Ladybirds are beetles within the family Coccinellidae. They have round bodies and their elytra (wing cases) are often brightly coloured and adorned with spots. The bright colours are used to warn predators that they are unpalatable and, when attacked, they also 'reflex bleed'.

Ladybirds are usually considered beneficial insects as both adults and larvae eat large numbers of aphids. Ladybirds are even sold as biological control agents.

Ladybirds often overwinter in large numbers. These aggregations can be a nuisance when they gather within houses.

The name ladybird comes from the Middle Ages. The beetles were called the "beetle of Our Lady" because, at that time, the Virgin Mary was often depicted in paintings wearing red clothing.

A photograph of the Two-spot ladybird _Adalia bipunctata_

The two-spot ladybird (Adalia bipunctata). An adult can eat up to fifty aphids a day.

Other names for (or types of) Ladybird include:

Related terms

Related pages on this web site

See other words beginning with L

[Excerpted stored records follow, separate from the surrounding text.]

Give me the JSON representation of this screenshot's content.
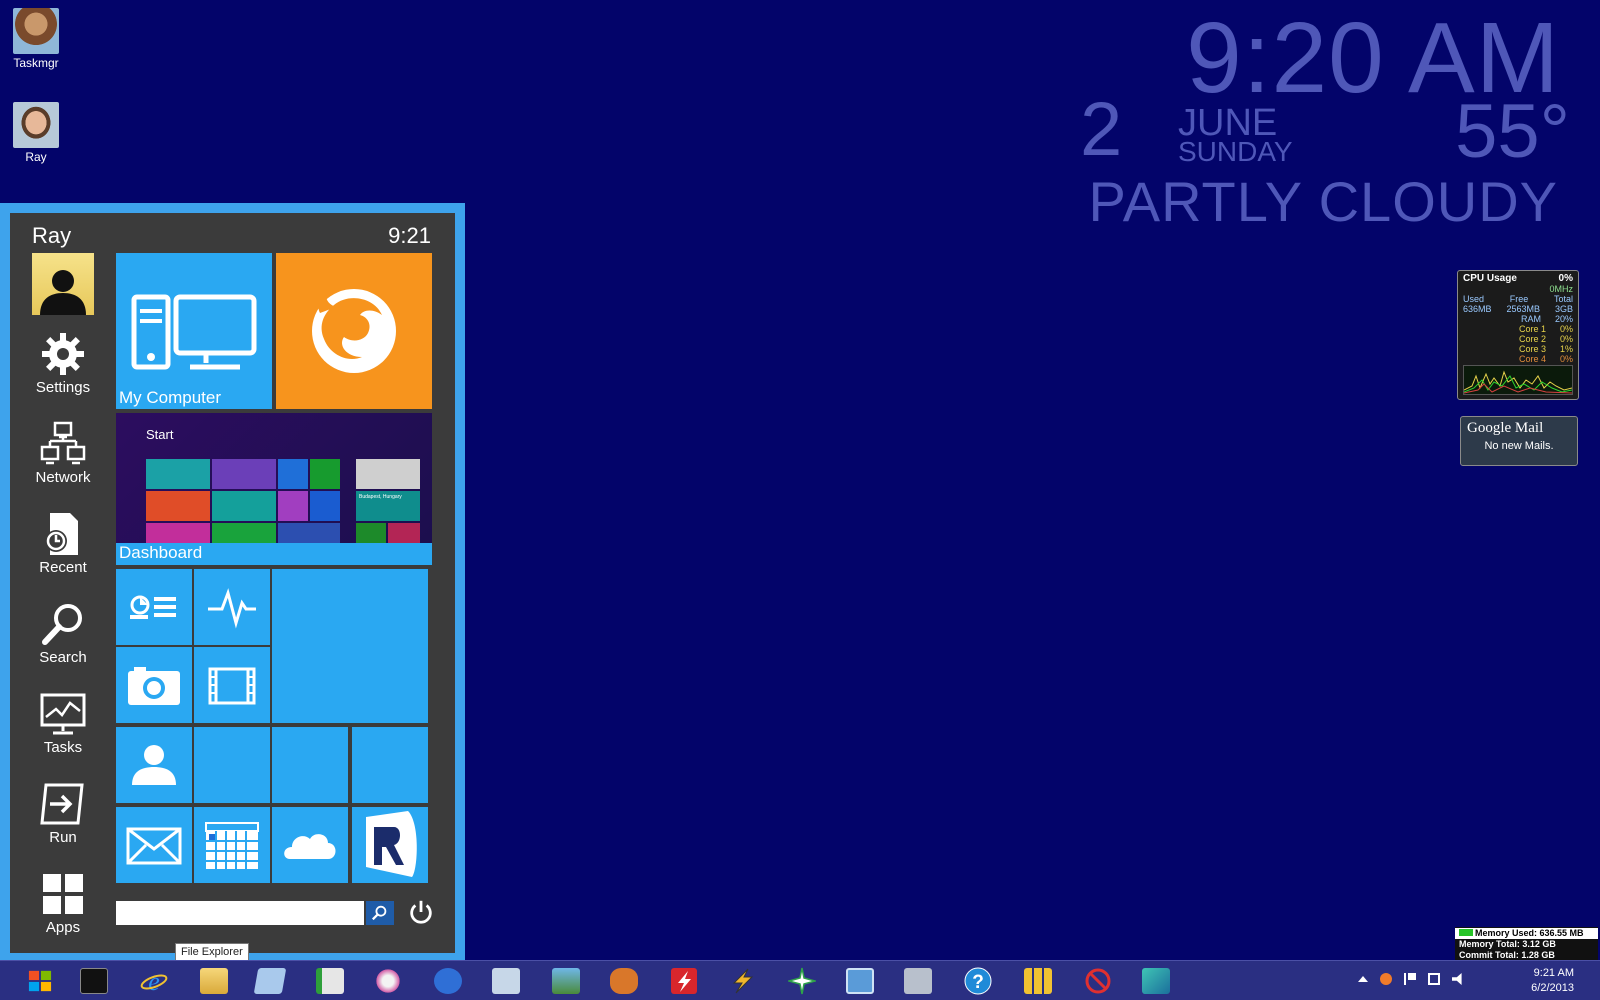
{
  "desktop": {
    "icons": [
      {
        "label": "Taskmgr"
      },
      {
        "label": "Ray"
      }
    ]
  },
  "clock_widget": {
    "time": "9:20 AM",
    "day": "2",
    "month": "JUNE",
    "weekday": "SUNDAY",
    "temperature": "55°",
    "condition": "PARTLY CLOUDY"
  },
  "cpu_gadget": {
    "title": "CPU Usage",
    "usage": "0%",
    "mhz": "0MHz",
    "used_label": "Used",
    "free_label": "Free",
    "total_label": "Total",
    "used": "636MB",
    "free": "2563MB",
    "total": "3GB",
    "rows": [
      {
        "label": "RAM",
        "value": "20%"
      },
      {
        "label": "Core 1",
        "value": "0%"
      },
      {
        "label": "Core 2",
        "value": "0%"
      },
      {
        "label": "Core 3",
        "value": "1%"
      },
      {
        "label": "Core 4",
        "value": "0%"
      }
    ]
  },
  "gmail_gadget": {
    "title": "Google Mail",
    "message": "No new Mails."
  },
  "start_menu": {
    "user": "Ray",
    "time": "9:21",
    "side_items": [
      {
        "label": "Settings",
        "icon": "gear-icon"
      },
      {
        "label": "Network",
        "icon": "network-icon"
      },
      {
        "label": "Recent",
        "icon": "recent-icon"
      },
      {
        "label": "Search",
        "icon": "search-icon"
      },
      {
        "label": "Tasks",
        "icon": "tasks-icon"
      },
      {
        "label": "Run",
        "icon": "run-icon"
      },
      {
        "label": "Apps",
        "icon": "apps-icon"
      }
    ],
    "tiles": {
      "my_computer": "My Computer",
      "dashboard": "Dashboard",
      "dashboard_preview_title": "Start",
      "dashboard_preview_caption": "Budapest, Hungary"
    },
    "search_placeholder": ""
  },
  "tooltip": "File Explorer",
  "memory_overlay": {
    "used": "Memory Used: 636.55 MB",
    "total": "Memory Total: 3.12 GB",
    "commit": "Commit Total: 1.28 GB"
  },
  "taskbar": {
    "clock_time": "9:21 AM",
    "clock_date": "6/2/2013",
    "colors": {
      "background": "#2a2f82",
      "desktop": "#03046a",
      "tile": "#2aa8f2",
      "firefox_tile": "#f7941d"
    }
  }
}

Browse terms by A-Z

Back to Glossary

If you have found this glossary useful please consider supporting the Amateur Entomologists' Society by becoming a member or making a donation.